◆ **EXERCISE OBJECTIVE**: Write each line below back out exactly, omitting its pictures.

◆ **DATA PROVIDED**:

++++++++

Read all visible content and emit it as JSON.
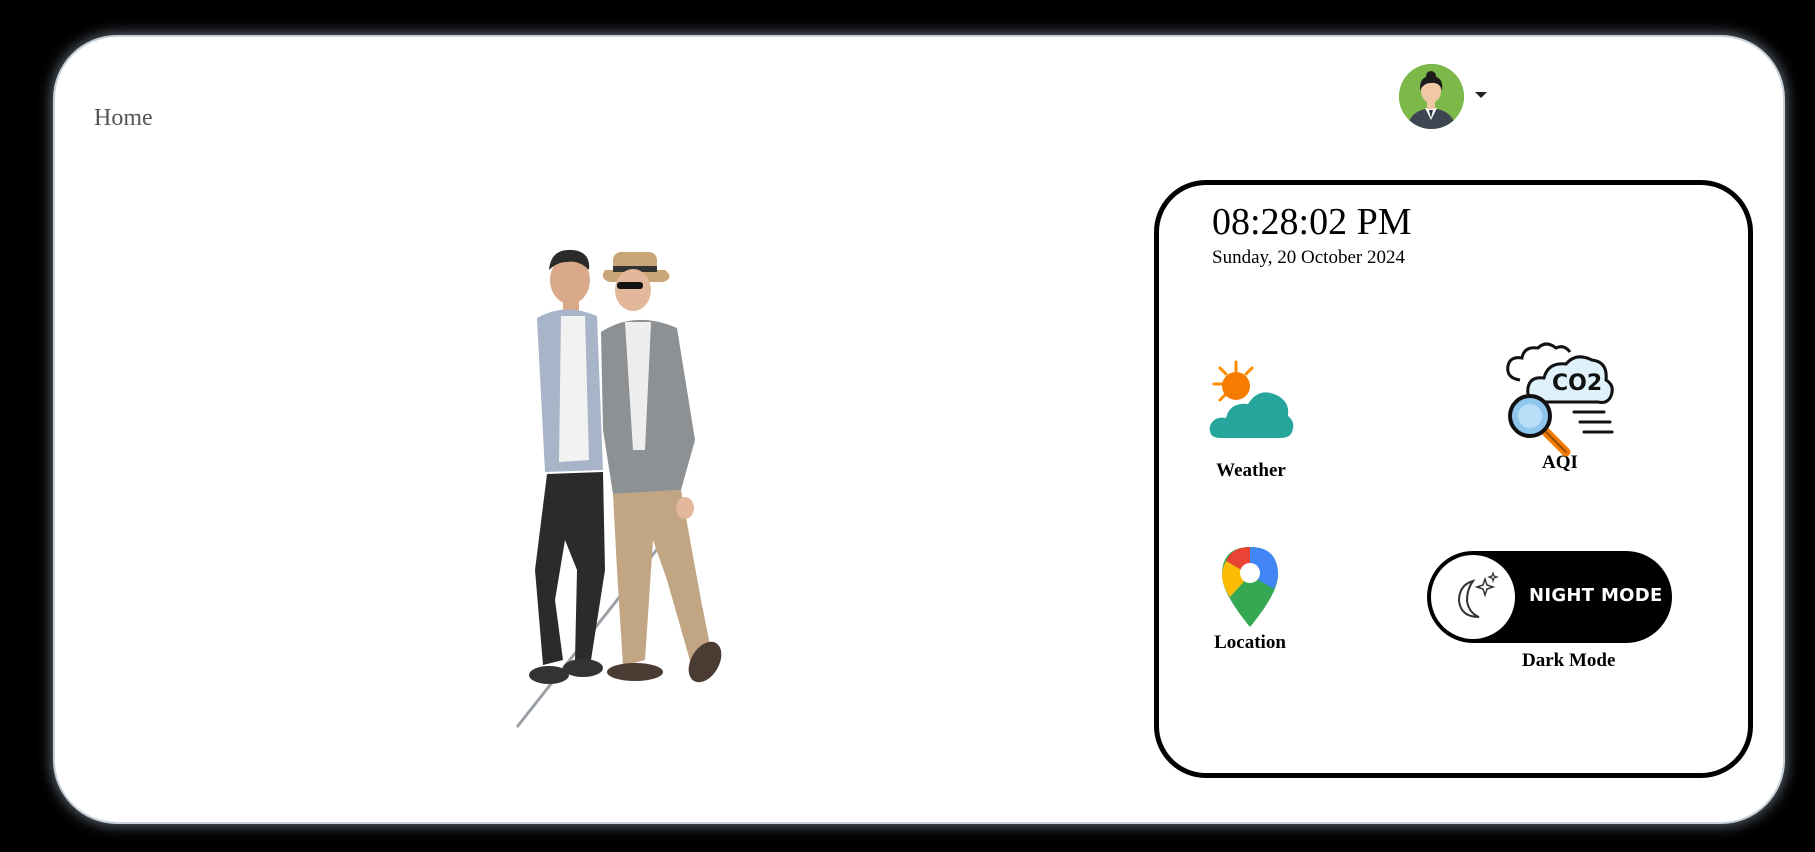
{
  "nav": {
    "home_label": "Home"
  },
  "user": {
    "avatar_icon": "user-avatar-icon",
    "menu_icon": "caret-down-icon"
  },
  "clock": {
    "time": "08:28:02 PM",
    "date": "Sunday, 20 October 2024"
  },
  "tiles": {
    "weather": {
      "label": "Weather",
      "icon": "weather-sun-cloud-icon"
    },
    "aqi": {
      "label": "AQI",
      "icon": "co2-magnifier-icon",
      "icon_text": "CO2"
    },
    "location": {
      "label": "Location",
      "icon": "map-pin-icon"
    }
  },
  "night_mode": {
    "toggle_text": "NIGHT MODE",
    "label": "Dark Mode",
    "icon": "moon-stars-icon"
  },
  "colors": {
    "cloud": "#26a69a",
    "sun": "#ff8c00",
    "toggle_bg": "#000000",
    "avatar_bg": "#7cb84a"
  }
}
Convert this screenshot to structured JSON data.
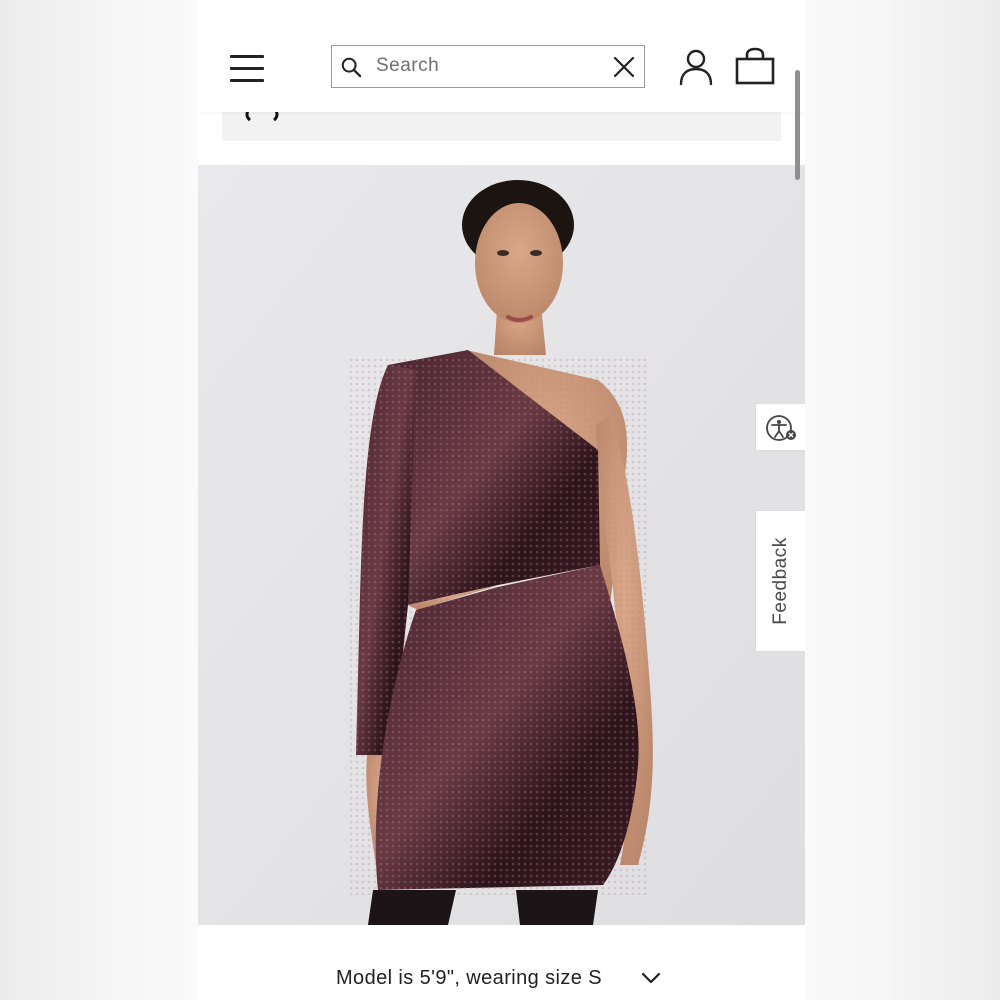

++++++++

◆ **SOLUTION TO THE PROBLEM**:
Read all visible content and emit it as JSON.
{
  "nav": {
    "home_label": "Home"
  },
  "user": {
    "avatar_icon": "user-avatar-icon",
    "menu_icon": "caret-down-icon"
  },
  "clock": {
    "time": "08:28:02 PM",
    "date": "Sunday, 20 October 2024"
  },
  "tiles": {
    "weather": {
      "label": "Weather",
      "icon": "weather-sun-cloud-icon"
    },
    "aqi": {
      "label": "AQI",
      "icon": "co2-magnifier-icon",
      "icon_text": "CO2"
    },
    "location": {
      "label": "Location",
      "icon": "map-pin-icon"
    }
  },
  "night_mode": {
    "toggle_text": "NIGHT MODE",
    "label": "Dark Mode",
    "icon": "moon-stars-icon"
  },
  "colors": {
    "cloud": "#26a69a",
    "sun": "#ff8c00",
    "toggle_bg": "#000000",
    "avatar_bg": "#7cb84a"
  }
}
Convert this screenshot to structured JSON data.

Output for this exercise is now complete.